They are also extremely annoying. For us, this means a lot of hand waving to swat them away, but for our horses, it can mean huge increases of muscular contractions whilst they twitch to remove them. Beneath the skin of the ventral abdomen of the horse is a thin sheet of muscle called the panniculus carnosus. The panniculus carnosus has muscle fibres which extend into the skin creating that generalised twitch response noticable when flies land anywhere on their under carriage. Of course, most of the muscles elsewhere on the horse's body can respond with a localised twitch response but the panniculus is especially sensitive. The muscle itself actually extends into the area where we position the girth of the saddle but also where we use our legs.

This muscle is sensitive in all horses, you only have to place a finger on your horse's belly to demonstrate this, but in some horses can be hyper sensitive and cause 'girthiness' issues and reluctance to tack up.

If your horse suddenly resents the girth being placed or touching in this area it is definitely worth investigating potential causes. 

- check tack fit, particularly saddle fit and saddle length, a saddle which has long flaps may rub or irritate your horse

- check girth fit and placement. Often tacking up issues are not just due to saddle fit and discomfort, the girth is a huge factor.

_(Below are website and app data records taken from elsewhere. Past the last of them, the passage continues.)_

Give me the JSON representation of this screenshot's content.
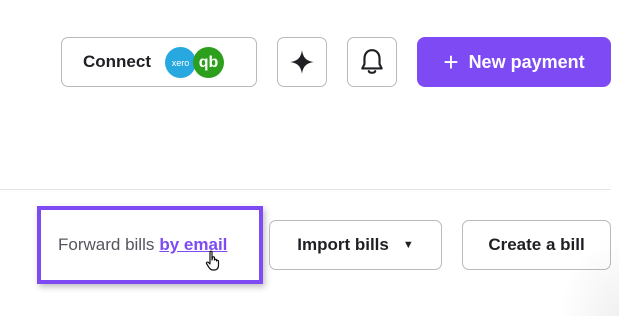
{
  "header": {
    "connect_label": "Connect",
    "xero_logo": "xero",
    "qb_logo": "qb",
    "assistant_icon": "sparkle-icon",
    "notifications_icon": "bell-icon",
    "new_payment_label": "New payment",
    "new_payment_icon": "+"
  },
  "toolbar": {
    "forward_text": "Forward bills",
    "forward_link": "by email",
    "import_label": "Import bills",
    "import_caret": "▼",
    "create_label": "Create a bill"
  },
  "colors": {
    "accent": "#7d4af4",
    "xero": "#27a9e0",
    "quickbooks": "#2ca01c"
  }
}
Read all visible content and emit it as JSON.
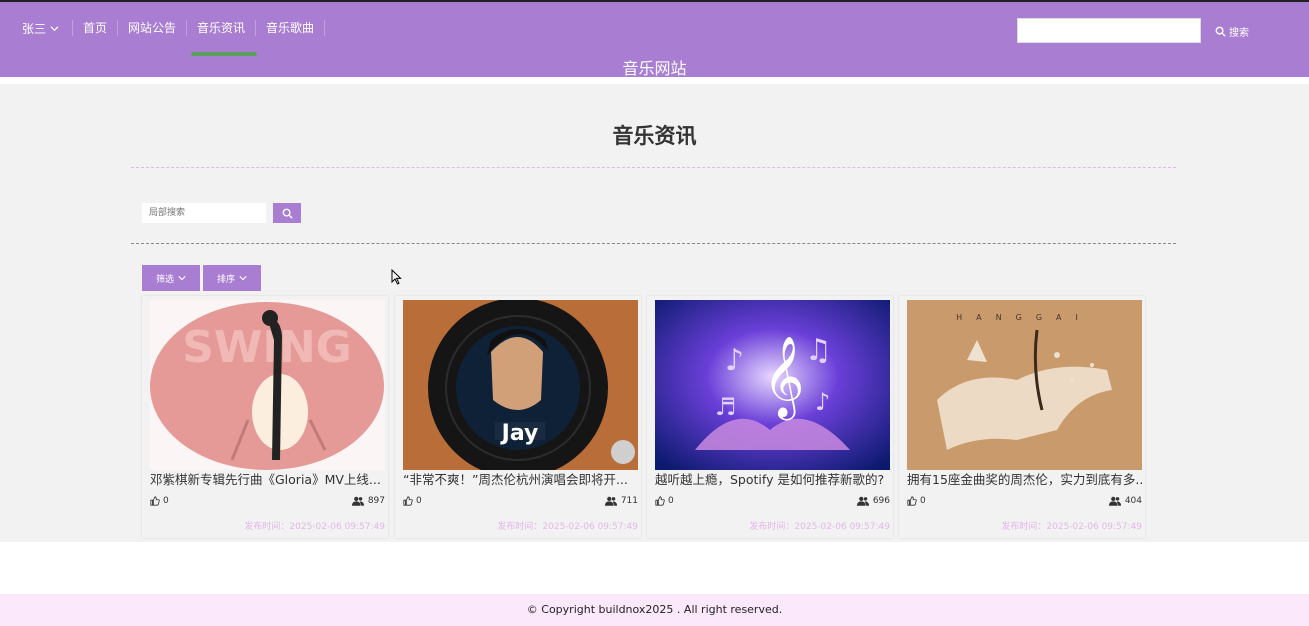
{
  "header": {
    "user_name": "张三",
    "nav": [
      {
        "label": "首页"
      },
      {
        "label": "网站公告"
      },
      {
        "label": "音乐资讯",
        "active": true
      },
      {
        "label": "音乐歌曲"
      }
    ],
    "site_title": "音乐网站",
    "search_value": "",
    "search_button_label": "搜索"
  },
  "main": {
    "page_title": "音乐资讯",
    "local_search_placeholder": "局部搜索",
    "filter_label": "筛选",
    "sort_label": "排序"
  },
  "cards": [
    {
      "title": "邓紫棋新专辑先行曲《Gloria》MV上线...",
      "likes": "0",
      "views": "897",
      "time": "发布时间：2025-02-06 09:57:49",
      "thumb_text": "SWING"
    },
    {
      "title": "“非常不爽！”周杰伦杭州演唱会即将开...",
      "likes": "0",
      "views": "711",
      "time": "发布时间：2025-02-06 09:57:49",
      "thumb_text": "Jay"
    },
    {
      "title": "越听越上瘾，Spotify 是如何推荐新歌的?",
      "likes": "0",
      "views": "696",
      "time": "发布时间：2025-02-06 09:57:49",
      "thumb_text": ""
    },
    {
      "title": "拥有15座金曲奖的周杰伦，实力到底有多...",
      "likes": "0",
      "views": "404",
      "time": "发布时间：2025-02-06 09:57:49",
      "thumb_text": "HANGGAI"
    }
  ],
  "footer": {
    "copyright": "© Copyright buildnox2025 . All right reserved."
  },
  "colors": {
    "accent": "#a97ed2",
    "active_underline": "#5aa05c",
    "time_text": "#e4b6ea",
    "footer_bg": "#fbe9fb"
  }
}
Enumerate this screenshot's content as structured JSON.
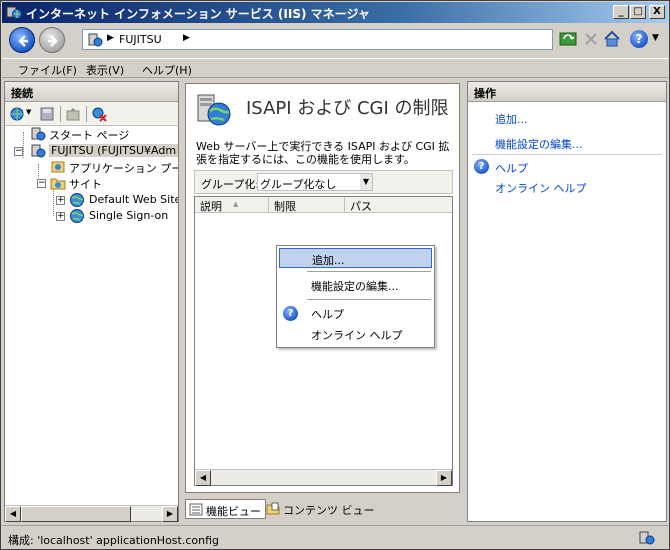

Look at the width of your girth, does it trap skin folds? does it pinch your horse's elbows? or is it too narrow, placing a lot of pressure over a smaller area? What material is it made of? Cold hard leather? friction inducing webbing? 

- Do what you can to remove irritants and reduce sensitivity. Groom your horse regularly so they can learn to enjoy having their body touched, it helps build a great bond with your horse and helps you to learn what is normal for them. Use a good brand of fly repellant and provide plenty of shade/escape from flies.

The Panniculus carnosus in action